The Federal Trade Commission is investigating whether Northrop Grumman Corp. has unfairly discriminated against Boeing Co. over an Air Force project to replace the service’s aging intercontinental ballistic missiles, according to a regulatory filing disclosed by Northrop.

Pentagon Leader Asserts There Was No White House Influence on JEDI

Despite allegations in an upcoming book that President Donald Trump wanted to prevent Inc.’s cloud business from winning a $10 billion cloud contract with the Department of Defense, Pentagon CIO Dana Deasy said Oct. 29 the White House did not influence its award to Microsoft Corp. in a surprise announcement on the evening of Oct. 25. Washington Business Journal (subscription required)

Why the Pentagon Wants to Be More Like McDonald’s

No, the department isn’t ready to drop its rifles for Big Macs, nor is it taking a side in the perpetual Great Fast Food Competition between Ronald and Col. Sanders. But according to Lisa Hershman, the acting chief management officer who on Oct. 29 had a confirmation hearing to permanently fill the role, the department would be lovin’ it if they could mirror some of McDonald’s supply chain strategies. Defense News

Next-Gen SMC Launch Study Targets Satellite Maneuver

On-orbit transfer and maneuvering capabilities also could potentially enable future national security satellites to avoid debris or anti-satellite weapons, or underpin space weapons development. Breaking Defense

UK Hospital Recruits Air Force Spouses to Work as Registered Nurses There

The United Kingdom’s National Health Service is recruiting spouses stationed at RAF Lakenheath who are also registered nurses in the US to earn their UK nursing certification, according to the Air Force. Air Force Times

Aviation Safety Bill Targets Challenges Posed by Flight Automation

The Aviation Automation and Human Factors Safety Act of 2019, introduced Oct. 24 by Sens. Maria Cantwell (D-Wash.) and Tammy Duckworth (D-Ill.), aims to establish a Federal Aviation Administration Center of Excellence dedicated to addressing dangers posed by increased automation and pilot response and also implements new and old aviation safety recommendations targeting flight automatics. Nextgov

One More Thing

What the US Air Force Can Learn from This Piranha-Proof Fish

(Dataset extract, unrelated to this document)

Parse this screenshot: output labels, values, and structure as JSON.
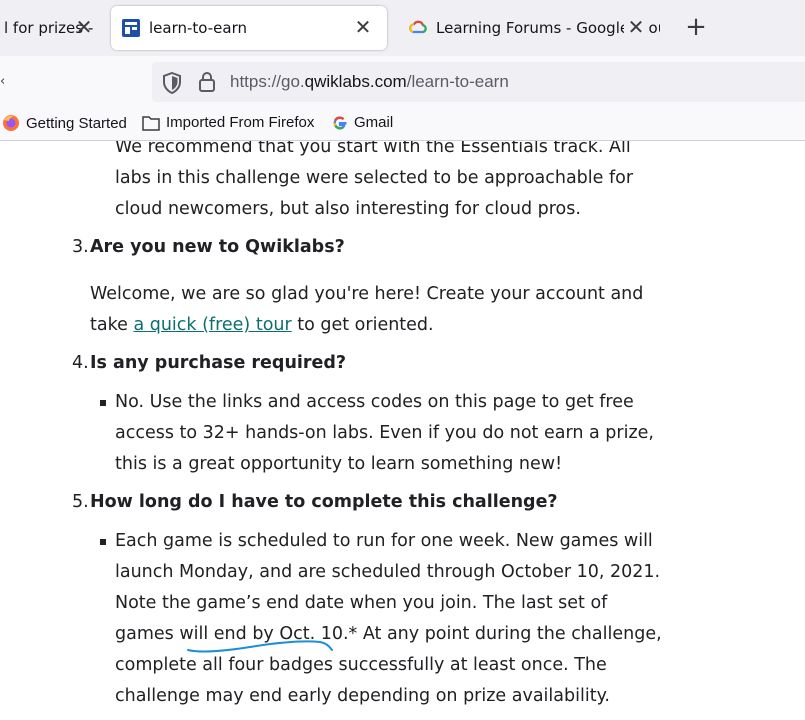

The US Air Force studied how an Amazonian fish can survive in the same waters as schools of deadly piranha. The arapaima, a slow-moving, torpedo-shaped fish should be easy prey for a pack of the carnivorous fish but it isn’t—thanks to the set of scales it’s evolved over millions of years. The Air Force hopes studying the scales could lead to better protection for humans and airplanes. Popular Mechanics